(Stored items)
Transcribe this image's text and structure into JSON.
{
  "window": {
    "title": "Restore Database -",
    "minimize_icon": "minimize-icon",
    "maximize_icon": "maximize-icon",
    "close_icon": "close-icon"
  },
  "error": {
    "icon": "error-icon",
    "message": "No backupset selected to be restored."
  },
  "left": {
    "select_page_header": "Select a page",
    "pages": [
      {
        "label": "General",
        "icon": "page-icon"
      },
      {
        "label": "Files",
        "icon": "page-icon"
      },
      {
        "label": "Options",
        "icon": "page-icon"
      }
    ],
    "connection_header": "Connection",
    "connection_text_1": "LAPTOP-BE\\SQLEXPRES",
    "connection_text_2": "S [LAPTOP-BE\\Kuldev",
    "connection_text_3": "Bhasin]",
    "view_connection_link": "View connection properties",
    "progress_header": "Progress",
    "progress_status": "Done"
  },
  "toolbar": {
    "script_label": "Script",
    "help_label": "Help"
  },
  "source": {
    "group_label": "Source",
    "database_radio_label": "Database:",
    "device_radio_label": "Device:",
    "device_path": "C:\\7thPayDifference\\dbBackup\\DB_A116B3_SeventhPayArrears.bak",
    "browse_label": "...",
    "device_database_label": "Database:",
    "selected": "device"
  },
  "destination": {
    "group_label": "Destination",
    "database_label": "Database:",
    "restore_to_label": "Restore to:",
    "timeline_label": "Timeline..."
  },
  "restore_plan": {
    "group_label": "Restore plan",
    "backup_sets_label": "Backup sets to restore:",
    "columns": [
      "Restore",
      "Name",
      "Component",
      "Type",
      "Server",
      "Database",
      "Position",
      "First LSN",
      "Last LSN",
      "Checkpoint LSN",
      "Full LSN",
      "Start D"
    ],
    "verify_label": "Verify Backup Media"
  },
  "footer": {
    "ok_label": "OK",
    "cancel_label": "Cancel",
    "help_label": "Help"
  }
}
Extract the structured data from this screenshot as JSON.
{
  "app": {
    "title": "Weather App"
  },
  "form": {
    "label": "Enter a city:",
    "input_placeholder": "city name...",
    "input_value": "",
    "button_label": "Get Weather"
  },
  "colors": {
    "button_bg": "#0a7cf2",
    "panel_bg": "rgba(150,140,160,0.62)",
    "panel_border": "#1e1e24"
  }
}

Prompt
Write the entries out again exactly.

Final answer
Transcribe this image's text and structure into JSON.
{
  "window": {
    "title": "Restore Database -",
    "minimize_icon": "minimize-icon",
    "maximize_icon": "maximize-icon",
    "close_icon": "close-icon"
  },
  "error": {
    "icon": "error-icon",
    "message": "No backupset selected to be restored."
  },
  "left": {
    "select_page_header": "Select a page",
    "pages": [
      {
        "label": "General",
        "icon": "page-icon"
      },
      {
        "label": "Files",
        "icon": "page-icon"
      },
      {
        "label": "Options",
        "icon": "page-icon"
      }
    ],
    "connection_header": "Connection",
    "connection_text_1": "LAPTOP-BE\\SQLEXPRES",
    "connection_text_2": "S [LAPTOP-BE\\Kuldev",
    "connection_text_3": "Bhasin]",
    "view_connection_link": "View connection properties",
    "progress_header": "Progress",
    "progress_status": "Done"
  },
  "toolbar": {
    "script_label": "Script",
    "help_label": "Help"
  },
  "source": {
    "group_label": "Source",
    "database_radio_label": "Database:",
    "device_radio_label": "Device:",
    "device_path": "C:\\7thPayDifference\\dbBackup\\DB_A116B3_SeventhPayArrears.bak",
    "browse_label": "...",
    "device_database_label": "Database:",
    "selected": "device"
  },
  "destination": {
    "group_label": "Destination",
    "database_label": "Database:",
    "restore_to_label": "Restore to:",
    "timeline_label": "Timeline..."
  },
  "restore_plan": {
    "group_label": "Restore plan",
    "backup_sets_label": "Backup sets to restore:",
    "columns": [
      "Restore",
      "Name",
      "Component",
      "Type",
      "Server",
      "Database",
      "Position",
      "First LSN",
      "Last LSN",
      "Checkpoint LSN",
      "Full LSN",
      "Start D"
    ],
    "verify_label": "Verify Backup Media"
  },
  "footer": {
    "ok_label": "OK",
    "cancel_label": "Cancel",
    "help_label": "Help"
  }
}
Extract the structured data from this screenshot as JSON.
{
  "app": {
    "title": "Weather App"
  },
  "form": {
    "label": "Enter a city:",
    "input_placeholder": "city name...",
    "input_value": "",
    "button_label": "Get Weather"
  },
  "colors": {
    "button_bg": "#0a7cf2",
    "panel_bg": "rgba(150,140,160,0.62)",
    "panel_border": "#1e1e24"
  }
}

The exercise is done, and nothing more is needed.